Minneapolis’ precinct 2 to add new officers

Minneapolis’ small 2nd precinct is expected to gain six officers.

Kevin Behr

Minneapolis police will add six new officers over the next month to the area surrounding the University.

Another officer in Precinct 2, which encompasses Northeast and Southeast Minneapolis, will be promoted to sergeant to assist the investigation unit, said Bob Skomra, precinct commander.

He said the plan to add officers has been in the works since Tim Dolan became interim police chief in March.

The new recruits are nearing completion of their five-month field training, Skomra said, and he expects them all to pass and become full-fledged officers.

Precinct 2 employs the second smallest staff in the city, and that’s one reason for the addition.

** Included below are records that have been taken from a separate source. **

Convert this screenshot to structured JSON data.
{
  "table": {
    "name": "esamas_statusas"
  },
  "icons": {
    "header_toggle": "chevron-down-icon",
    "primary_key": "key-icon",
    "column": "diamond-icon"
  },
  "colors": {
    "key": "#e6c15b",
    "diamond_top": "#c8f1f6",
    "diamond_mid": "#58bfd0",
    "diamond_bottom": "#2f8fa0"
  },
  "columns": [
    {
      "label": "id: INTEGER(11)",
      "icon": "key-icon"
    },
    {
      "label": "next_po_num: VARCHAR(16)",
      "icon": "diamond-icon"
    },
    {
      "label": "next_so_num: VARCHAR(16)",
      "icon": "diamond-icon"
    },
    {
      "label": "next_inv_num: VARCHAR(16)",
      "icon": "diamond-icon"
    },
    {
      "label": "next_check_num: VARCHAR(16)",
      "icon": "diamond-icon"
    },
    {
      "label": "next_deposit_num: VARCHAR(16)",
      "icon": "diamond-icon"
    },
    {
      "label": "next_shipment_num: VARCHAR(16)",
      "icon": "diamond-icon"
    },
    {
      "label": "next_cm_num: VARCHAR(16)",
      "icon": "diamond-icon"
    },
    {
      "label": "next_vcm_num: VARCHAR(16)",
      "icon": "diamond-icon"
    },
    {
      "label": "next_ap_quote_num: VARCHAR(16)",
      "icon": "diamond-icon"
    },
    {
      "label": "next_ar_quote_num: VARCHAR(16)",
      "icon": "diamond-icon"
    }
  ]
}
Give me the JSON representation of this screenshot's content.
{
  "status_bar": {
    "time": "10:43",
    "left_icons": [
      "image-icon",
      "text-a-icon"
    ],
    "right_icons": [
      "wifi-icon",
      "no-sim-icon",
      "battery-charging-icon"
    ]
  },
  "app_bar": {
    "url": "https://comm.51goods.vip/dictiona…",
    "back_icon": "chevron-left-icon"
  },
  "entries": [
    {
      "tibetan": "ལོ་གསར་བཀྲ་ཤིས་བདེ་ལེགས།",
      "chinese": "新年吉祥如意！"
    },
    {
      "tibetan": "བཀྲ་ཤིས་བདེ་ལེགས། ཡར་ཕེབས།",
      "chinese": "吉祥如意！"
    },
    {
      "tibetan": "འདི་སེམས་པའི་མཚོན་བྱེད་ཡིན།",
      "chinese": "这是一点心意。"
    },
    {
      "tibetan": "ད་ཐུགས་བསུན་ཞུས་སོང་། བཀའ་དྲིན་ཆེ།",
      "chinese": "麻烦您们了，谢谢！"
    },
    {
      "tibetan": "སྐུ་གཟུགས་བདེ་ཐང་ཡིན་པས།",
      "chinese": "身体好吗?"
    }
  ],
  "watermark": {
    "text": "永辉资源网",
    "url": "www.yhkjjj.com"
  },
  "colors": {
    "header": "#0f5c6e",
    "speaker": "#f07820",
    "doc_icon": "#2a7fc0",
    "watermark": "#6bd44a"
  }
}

“Other than the downtown precinct, we are the smallest precinct in the city,” he said. “If we’re down one person, that’s the equivalent of a 2 percent drop in our overall strength.”

But a loss of one officer in the other, larger precincts accounts for less than 1 percent of their total force, Skomra said.

“Because of our share of officers assigned here,” he said, “a couple officers can mean an acute shortage and the chief is well aware of that.”

In addition, the department hopes to hire 80 new officers next year, Skomra said. A percentage of those recruits will be assigned to Precinct 2, he said.

“We can’t make a solid estimate,” Skomra said. “They try to fill the classes, but stringent hiring practices make it more difficult.”

For example, recruits must be physically fit and pass background checks. Failure to fulfill either of these requirements eliminates a potential recruit.

A second sergeant will be added to the short-staffed investigation unit in the next six months, Skomra said. This will double the size of the unit, he said, which will help solve more crimes.

Steve Johnson, deputy chief of University police, said the additional officers will help students who live in off-campus areas. Response time will improve and police will be able to pay better attention to problems facing students, he said.

“We’ve been responding wherever we can help and will continue to work closely with Minneapolis,” he said. “If they have more resources, that will just make it easier for us to work with them.”

Skomra said an average of two extra officers per shift will be deployed to business areas in the precinct, including Dinkytown and Stadium Village.

“The University will notice a significant presence in the Dinkytown and Stadium Village areas,” he said. “That will be during the afternoons, when crime is at its highest.”

Ecology senior Natalie Ries said she is worried about crime where she lives in the Southeast Como neighborhood.

“Especially with Minneapolis, we need more (police),” Ries said. “It’s a large area with a lot of violent crime. I think there’s a need for them.”

Katie Saathoff, a genetics junior, said some of her friends going into law enforcement are afraid to work in a big city like Minneapolis.

“There’s the joke, ‘Murder-apolis,’ ” she said. “They would prefer to work in a small town.”

Despite the city’s former nickname, Saathoff said she feels safe in her neighborhood near Dinkytown. Adding more police is a good idea and will make the city safer, she said.

Taylor Veleke, a first-year engineering student, said he wasn’t really worried about crime until his friend visited him from Milwaukee recently. Someone broke into his friend’s Jeep and stole the CD player, Veleke said.

He said adding more police won’t necessarily solve the crime problem.

“You can have all the police you want, but stuff will still happen,” Veleke said.

Johnson said it takes more than just adding cops to combat crime in the community. Residents must work with police by reporting suspicious activity and crimes in progress, he said.

“(Police) can’t be everywhere to see what’s going on,” Johnson said. “The community has to help be the eyes and ears so the police can react to problems.”